How do you look for an animal you don’t even know exists anymore?
The last sighting of the purple-winged ground dove (Paraclaravis geoffroyi) — a small, bamboo-loving dove native to the South American Atlantic Forest in Brazil, Argentina and Paraguay — was in 1985. But, researchers wondered, was it possible to capture the elusive bird’s sound in the wild to find out if any individuals are left?
It’s not an unheard-of idea. Scientists have used bioacoustics — a subfield of ecology that relies on sound to make environmental analyses — for everything from recording dolphins’ communication patterns to studying bats from afar to avoid virus spillover from humans (SN: 12/7/17; SN: 10/23/22). With artificial intelligence, it is now possible to use large audio datasets to train algorithms to spot different animal sounds within the cacophony of a natural background.
But the problem is that recordings of the purple-winged ground dove singing are as rare as the bird itself.
“I came across [the bird’s song] watching a 1985 interview with Carlos Keller, a former bird breeder in São Paulo state, who had a few individuals of the dove,” says Carlos Araújo, an ecologist at the Instituto de Biología Subtropical at the Universidad Nacional de Misiones in Argentina. “And they sang while he spoke.”
With Keller’s help, Araujo and colleagues accessed the decades-old recording and isolated the bird’s song.
The next challenge was to see if it was even possible to identify individual bird songs amidst the sounds of other birds chirping, leaves rustling, rain falling, insects whirring and gnawing and larger animals moving through the forest.
“We took a step back and did some analyses with other birds that are critically endangered but there are known individuals,” Araújo says. The team focused on three species found in Foz do Iguaçu, a national park that straddles the border of Brazil and Argentina: the cherry-throated tanager (Nemosia rourei), the Alagoas antwren (Myrmotherula snowi) and the blue-eyed ground-dove (Columbina cyanopis). These birds live in the same environments as the purple-winged ground dove. And the blue-eyed ground dove’s story inspires hope: The species went missing in 1941 and was rediscovered in 2016.
The researchers installed 30 recorders in strategic spots along green areas in the Brazilian part of Foz do Iguaçu and recorded from July 2021 to April 2022. They also used data from another 100 recorders on the Argentinian side of Foz.
“We went looking for the Guadua trinii bamboo to place the recorders,” says Benjamin Phalan, Head of Conservation at Parque das Aves, a private institution in Foz do Iguaçu focused on the conservation of Atlantic Forest birds. Like the purple-winged ground dove, the three bird species follow the flowering season of the G. trinii bamboo, which happens about once every 30 years.
The team pushed through thickets of bamboo, braved ticks and biting flies, and watched out for venomous snakes such as jacaracas pit vipers. Bumping into these snakes is “rare but can happen. So we use galoshes or gaiters to protect us in case anyone steps on a snake or near it,” Phalan says.

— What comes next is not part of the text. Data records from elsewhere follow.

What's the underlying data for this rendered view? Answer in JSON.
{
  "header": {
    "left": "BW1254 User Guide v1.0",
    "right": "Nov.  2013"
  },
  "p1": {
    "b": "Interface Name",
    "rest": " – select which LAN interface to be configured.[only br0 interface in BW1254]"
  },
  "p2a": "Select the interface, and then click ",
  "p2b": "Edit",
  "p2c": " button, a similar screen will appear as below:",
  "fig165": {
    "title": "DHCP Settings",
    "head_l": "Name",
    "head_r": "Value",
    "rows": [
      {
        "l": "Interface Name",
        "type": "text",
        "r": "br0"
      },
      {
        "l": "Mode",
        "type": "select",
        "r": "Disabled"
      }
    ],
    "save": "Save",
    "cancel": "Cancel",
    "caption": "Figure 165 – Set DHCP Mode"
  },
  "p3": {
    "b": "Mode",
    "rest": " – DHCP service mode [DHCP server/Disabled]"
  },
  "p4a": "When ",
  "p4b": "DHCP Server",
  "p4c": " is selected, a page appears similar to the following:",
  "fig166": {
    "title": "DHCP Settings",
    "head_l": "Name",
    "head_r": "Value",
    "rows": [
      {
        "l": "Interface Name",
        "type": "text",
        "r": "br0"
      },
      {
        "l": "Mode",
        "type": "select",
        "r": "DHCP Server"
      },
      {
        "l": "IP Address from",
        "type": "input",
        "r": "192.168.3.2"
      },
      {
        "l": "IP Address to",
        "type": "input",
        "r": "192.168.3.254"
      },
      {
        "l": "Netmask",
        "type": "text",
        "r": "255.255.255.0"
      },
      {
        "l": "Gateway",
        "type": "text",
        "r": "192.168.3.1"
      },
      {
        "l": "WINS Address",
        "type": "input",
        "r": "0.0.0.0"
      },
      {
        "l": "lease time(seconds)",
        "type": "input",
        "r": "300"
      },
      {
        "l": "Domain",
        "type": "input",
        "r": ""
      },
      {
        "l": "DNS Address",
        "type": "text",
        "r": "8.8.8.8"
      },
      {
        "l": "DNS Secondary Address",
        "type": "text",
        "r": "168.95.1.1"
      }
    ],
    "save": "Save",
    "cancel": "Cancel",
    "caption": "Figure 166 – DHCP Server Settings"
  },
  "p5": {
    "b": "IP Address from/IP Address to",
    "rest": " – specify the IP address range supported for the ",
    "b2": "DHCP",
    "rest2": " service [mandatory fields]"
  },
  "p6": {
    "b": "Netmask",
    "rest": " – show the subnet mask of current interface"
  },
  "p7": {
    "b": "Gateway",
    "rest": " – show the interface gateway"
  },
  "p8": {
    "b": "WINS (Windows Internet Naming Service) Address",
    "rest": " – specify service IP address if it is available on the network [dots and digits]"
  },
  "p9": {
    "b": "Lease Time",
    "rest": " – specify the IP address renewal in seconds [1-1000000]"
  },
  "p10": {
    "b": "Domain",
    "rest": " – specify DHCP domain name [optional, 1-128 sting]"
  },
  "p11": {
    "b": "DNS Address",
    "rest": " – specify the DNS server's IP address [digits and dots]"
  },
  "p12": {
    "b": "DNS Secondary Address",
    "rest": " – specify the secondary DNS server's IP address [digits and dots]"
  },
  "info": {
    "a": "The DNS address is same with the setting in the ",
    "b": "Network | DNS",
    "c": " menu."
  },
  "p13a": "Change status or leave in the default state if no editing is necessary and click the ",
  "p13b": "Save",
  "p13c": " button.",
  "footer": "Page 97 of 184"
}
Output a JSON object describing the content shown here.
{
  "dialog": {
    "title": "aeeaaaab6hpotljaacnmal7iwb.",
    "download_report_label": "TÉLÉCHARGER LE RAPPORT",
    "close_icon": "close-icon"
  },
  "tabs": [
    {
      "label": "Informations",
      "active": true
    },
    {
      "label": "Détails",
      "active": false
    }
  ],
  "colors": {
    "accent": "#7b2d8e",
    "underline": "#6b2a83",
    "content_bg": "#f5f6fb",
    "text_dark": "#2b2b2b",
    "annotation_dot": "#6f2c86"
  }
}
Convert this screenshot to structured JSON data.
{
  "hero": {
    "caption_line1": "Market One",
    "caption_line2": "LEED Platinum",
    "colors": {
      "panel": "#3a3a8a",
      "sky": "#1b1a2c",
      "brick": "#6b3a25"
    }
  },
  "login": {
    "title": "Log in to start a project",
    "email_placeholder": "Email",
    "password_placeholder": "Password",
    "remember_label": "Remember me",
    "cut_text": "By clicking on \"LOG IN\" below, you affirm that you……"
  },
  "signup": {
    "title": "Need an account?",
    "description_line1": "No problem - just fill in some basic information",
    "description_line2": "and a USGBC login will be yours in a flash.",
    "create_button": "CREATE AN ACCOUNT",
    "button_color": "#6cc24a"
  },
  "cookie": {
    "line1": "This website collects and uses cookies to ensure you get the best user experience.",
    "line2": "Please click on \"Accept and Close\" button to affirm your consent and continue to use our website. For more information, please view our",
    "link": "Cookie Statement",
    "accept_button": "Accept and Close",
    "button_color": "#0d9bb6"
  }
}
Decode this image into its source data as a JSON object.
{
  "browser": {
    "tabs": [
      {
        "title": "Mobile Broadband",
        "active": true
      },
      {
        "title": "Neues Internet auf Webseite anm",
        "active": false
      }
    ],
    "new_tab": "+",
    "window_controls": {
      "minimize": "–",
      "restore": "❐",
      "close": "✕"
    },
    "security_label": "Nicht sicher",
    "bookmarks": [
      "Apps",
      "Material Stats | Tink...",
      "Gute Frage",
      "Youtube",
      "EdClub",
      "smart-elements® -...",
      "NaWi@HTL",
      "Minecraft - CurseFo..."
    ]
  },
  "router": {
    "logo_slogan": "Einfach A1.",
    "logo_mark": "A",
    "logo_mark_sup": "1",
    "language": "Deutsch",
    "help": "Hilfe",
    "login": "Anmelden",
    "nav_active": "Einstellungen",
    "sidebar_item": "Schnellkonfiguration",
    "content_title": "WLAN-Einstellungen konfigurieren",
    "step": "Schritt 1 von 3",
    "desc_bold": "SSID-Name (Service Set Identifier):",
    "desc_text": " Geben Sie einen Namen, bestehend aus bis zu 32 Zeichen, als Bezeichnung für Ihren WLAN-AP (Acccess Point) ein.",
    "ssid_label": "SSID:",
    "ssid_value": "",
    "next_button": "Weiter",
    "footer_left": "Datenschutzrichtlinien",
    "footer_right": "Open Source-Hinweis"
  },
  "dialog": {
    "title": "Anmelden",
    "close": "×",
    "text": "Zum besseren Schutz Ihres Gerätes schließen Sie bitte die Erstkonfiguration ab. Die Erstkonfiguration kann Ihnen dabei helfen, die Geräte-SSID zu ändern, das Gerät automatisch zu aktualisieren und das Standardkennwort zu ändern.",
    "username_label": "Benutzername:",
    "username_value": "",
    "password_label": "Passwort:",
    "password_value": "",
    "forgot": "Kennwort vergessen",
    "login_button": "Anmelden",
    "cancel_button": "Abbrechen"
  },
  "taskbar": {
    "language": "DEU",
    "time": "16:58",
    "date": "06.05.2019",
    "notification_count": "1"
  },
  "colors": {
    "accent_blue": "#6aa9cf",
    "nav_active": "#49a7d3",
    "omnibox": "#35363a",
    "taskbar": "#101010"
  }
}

The recorders captured one minute of landscape sound every 10 minutes and generated about 3,000 days’ worth of recordings. “A lot of data to sift through,” says Araújo.
Readily available analysis software wouldn’t work. These software, Araújo says, “need a lot of data input. With such rare species, we just don’t have that much data to train the identification algorithm.”
So the team started from scratch, working with the little data they had for the three endangered birds. First, Araújo created a signal template — exactly like the birds’ singing — based on just a few recordings. The algorithm then compares that template with the soundscape recordings, separating signal from noise. If it spots a sound that is similar to the template, chances are that it is the bird that the researchers are looking for.
The method relies on a statistical model “that is not new, but was used in a very clever and unusual way,” says David Donoso, an ecosystem ecology researcher at the Technische Universität Darmstadt in Germany. Donoso and colleagues recently used bioacoustics to investigate the recovery of Choco, a biodiversity hot spot in Ecuador that had been transformed in an agricultural area.
There are different approaches to bioacoustics depending on what you’re looking for, Donoso says. “You can either use fewer recordings to map a whole animal soundscape to tell what species are there, like we did, or you can use lots of recordings to look for a single sound pattern,” he says. The study at Foz do Iguaçu “shows that you can use a relatively simple model to answer a complex question — and it works.”
The tool worked reasonably well to identify the cherry-throated tanager and blue-eyed ground-dove singing, but not so much for the Alagoas antwren, Araújo’s team reports October 23 in Bioacoustics. “We’re trying to understand what happened, but we know that the algorithm works,” he says.
The next step, Araújo says, is to refine the algorithm’s precision to find the Alagoas antwren and train it to look for the purple-winged ground dove. And they will do so at the same time. “We’re aiming at both goals at once because we’re running against the clock to find these birds,” Araújo says. “In the end, we are looking for a ghost.” But not a silent one, he hopes.